If a student starts showing symptoms at school, the principal must contact the parents, who must immediately pick up their child. While the student waits, they must self-isolate and staff must wear full PPE around them.
The materials and space where the student interacted with must be learned, with staff staying informed and the rest of the school body to be monitored.
The parents will be encouraged to test their child, and if test results come back negative, then they must wait 24 hours until the child’s symptoms are resolved.
If someone tests positive
The provincial guidelines state that is someone tests positive for COVID-19, then the local public health unit is responsible for the case.
Information is to be posted publicly on the school board’s and school’s website, but the individual will remain anonymous.
Contact tracing will also take place.
Students and staff can return to school after 14 days of isolation.
When an outbreak is confirmed
An outbreak is declared when two or more cases are confirmed by a lab within a 14-day period and are linked via being in the same class, after-care group, or school bus.
It’s then up to public health units to decide which cohorts in the school should self-isolate.

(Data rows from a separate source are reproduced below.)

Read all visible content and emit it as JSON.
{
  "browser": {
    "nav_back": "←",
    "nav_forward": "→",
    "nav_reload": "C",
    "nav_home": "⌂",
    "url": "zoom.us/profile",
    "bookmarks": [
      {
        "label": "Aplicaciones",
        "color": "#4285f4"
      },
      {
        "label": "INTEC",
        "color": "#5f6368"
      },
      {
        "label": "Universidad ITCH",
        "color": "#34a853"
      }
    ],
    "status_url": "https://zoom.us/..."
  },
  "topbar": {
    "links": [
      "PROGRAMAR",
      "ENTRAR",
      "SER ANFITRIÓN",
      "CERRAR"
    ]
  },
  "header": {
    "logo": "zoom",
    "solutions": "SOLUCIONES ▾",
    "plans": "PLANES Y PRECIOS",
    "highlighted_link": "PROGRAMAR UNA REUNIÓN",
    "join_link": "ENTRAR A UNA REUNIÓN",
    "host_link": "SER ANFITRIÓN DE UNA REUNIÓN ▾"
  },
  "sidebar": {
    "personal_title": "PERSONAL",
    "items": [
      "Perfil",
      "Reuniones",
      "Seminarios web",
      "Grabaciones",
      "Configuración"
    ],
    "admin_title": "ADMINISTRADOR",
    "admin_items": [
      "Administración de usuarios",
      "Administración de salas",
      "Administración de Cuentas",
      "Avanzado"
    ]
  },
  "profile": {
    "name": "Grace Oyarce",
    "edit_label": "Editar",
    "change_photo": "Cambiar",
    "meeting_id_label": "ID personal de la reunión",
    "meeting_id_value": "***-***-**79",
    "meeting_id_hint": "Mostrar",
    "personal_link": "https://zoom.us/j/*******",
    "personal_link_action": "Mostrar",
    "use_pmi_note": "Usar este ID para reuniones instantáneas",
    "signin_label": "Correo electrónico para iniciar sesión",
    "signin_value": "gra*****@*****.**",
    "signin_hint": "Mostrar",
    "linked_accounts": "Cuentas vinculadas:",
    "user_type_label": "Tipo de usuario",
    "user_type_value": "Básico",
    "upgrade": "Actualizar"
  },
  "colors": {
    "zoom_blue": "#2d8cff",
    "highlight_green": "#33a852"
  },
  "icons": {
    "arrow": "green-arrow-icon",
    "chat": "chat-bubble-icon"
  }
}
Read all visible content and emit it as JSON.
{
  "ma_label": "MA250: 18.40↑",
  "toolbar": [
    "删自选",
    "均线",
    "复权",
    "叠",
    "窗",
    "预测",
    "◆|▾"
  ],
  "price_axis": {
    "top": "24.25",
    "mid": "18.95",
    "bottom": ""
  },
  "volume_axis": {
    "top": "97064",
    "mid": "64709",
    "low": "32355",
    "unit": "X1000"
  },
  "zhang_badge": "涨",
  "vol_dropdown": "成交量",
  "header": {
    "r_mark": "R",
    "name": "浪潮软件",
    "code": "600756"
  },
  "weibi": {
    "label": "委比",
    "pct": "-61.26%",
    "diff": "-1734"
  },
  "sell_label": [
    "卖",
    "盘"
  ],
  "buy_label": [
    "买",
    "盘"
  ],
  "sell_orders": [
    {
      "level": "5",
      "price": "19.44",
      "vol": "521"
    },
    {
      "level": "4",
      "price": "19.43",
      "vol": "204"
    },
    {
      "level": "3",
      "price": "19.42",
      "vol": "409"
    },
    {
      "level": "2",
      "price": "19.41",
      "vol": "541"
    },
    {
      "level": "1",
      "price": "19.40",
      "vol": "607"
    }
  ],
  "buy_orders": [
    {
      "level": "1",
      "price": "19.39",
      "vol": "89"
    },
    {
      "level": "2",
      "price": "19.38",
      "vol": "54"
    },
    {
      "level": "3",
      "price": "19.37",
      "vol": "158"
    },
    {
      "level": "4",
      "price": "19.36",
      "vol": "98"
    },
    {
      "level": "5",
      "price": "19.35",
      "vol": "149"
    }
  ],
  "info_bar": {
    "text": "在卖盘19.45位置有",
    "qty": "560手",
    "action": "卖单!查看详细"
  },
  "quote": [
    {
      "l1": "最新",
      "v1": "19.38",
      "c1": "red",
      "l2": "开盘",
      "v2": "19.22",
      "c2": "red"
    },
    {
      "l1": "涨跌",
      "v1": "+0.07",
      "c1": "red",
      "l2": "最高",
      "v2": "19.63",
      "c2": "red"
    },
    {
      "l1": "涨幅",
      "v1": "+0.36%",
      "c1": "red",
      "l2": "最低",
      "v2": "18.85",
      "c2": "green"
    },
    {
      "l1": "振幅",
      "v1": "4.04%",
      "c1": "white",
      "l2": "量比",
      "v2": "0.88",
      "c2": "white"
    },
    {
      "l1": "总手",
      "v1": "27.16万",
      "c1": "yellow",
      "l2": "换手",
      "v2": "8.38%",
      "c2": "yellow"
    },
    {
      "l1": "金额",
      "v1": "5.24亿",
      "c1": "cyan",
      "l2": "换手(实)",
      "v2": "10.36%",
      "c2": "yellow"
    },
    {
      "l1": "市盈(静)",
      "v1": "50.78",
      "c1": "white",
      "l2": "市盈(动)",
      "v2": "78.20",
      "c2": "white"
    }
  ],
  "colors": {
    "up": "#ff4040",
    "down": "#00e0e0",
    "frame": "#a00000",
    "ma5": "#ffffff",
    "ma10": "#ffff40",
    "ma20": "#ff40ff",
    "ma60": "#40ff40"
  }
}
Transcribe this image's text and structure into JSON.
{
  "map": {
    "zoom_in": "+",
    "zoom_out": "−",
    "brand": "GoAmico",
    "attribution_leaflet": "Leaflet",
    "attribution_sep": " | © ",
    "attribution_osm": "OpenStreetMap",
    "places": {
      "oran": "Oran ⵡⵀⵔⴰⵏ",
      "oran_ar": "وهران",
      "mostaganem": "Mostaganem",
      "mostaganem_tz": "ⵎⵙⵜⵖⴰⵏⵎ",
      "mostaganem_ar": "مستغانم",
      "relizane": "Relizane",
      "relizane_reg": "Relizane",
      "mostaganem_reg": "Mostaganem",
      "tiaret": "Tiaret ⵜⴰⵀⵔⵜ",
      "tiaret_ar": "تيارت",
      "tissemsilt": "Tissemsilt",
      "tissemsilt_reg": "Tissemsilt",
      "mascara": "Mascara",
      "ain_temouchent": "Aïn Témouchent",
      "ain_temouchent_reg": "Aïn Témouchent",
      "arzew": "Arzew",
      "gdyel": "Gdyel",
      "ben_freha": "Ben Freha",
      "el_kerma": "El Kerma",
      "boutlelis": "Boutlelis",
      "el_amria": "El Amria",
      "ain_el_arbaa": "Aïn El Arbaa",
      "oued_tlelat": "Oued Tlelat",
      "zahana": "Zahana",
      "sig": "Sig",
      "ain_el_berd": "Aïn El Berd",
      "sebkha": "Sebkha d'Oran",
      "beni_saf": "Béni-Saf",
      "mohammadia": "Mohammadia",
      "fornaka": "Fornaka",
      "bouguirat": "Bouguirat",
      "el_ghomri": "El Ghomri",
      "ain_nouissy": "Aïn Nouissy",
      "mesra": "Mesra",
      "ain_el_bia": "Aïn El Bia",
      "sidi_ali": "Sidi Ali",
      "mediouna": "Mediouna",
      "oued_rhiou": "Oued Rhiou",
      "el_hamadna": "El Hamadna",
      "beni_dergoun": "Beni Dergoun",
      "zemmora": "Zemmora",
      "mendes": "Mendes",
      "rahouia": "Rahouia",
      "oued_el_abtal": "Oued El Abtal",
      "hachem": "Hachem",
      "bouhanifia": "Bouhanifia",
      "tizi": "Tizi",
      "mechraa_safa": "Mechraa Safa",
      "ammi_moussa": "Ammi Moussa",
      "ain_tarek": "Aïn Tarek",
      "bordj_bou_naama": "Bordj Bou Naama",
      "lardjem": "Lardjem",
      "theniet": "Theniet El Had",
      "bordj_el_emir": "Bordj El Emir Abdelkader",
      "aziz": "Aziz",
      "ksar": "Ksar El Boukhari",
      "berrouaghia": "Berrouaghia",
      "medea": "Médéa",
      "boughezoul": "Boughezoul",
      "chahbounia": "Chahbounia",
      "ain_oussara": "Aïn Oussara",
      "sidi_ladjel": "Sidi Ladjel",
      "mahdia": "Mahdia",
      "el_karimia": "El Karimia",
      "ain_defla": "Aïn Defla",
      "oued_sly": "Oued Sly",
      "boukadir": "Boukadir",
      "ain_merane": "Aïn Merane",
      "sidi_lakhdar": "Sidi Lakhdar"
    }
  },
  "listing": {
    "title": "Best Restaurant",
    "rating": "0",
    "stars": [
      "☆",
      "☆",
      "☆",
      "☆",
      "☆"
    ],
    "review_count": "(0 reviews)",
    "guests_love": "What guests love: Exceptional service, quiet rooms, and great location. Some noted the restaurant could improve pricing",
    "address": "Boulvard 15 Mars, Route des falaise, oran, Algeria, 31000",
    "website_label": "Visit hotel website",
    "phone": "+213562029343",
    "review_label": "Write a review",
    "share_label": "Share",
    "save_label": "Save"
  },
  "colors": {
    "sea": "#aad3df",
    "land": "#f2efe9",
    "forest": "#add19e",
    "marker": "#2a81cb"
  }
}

“If public health advises that a class, cohort or a school should be closed for a period of time, parents, students and staff will be notified immediately,” the provincial guidelines say.
The outbreak is declared over once 14 days have passed with no evidence of school-related transmission and if the one who was exposed to the initial outbreak is still awaiting test results.
Closures of schools
Whether a school closes or not is up to the discretion of the public health unit.
Schools will likely be closed if there is evidence of widespread transmission, and if it does close, then the entire school community may be tested.
If a family member tests positive
Family members of the student who test positive are encouraged to tell the school, but it’s not a legal requirement.
However, everyone in the household should self-isolate if someone in the family contracts coronavirus.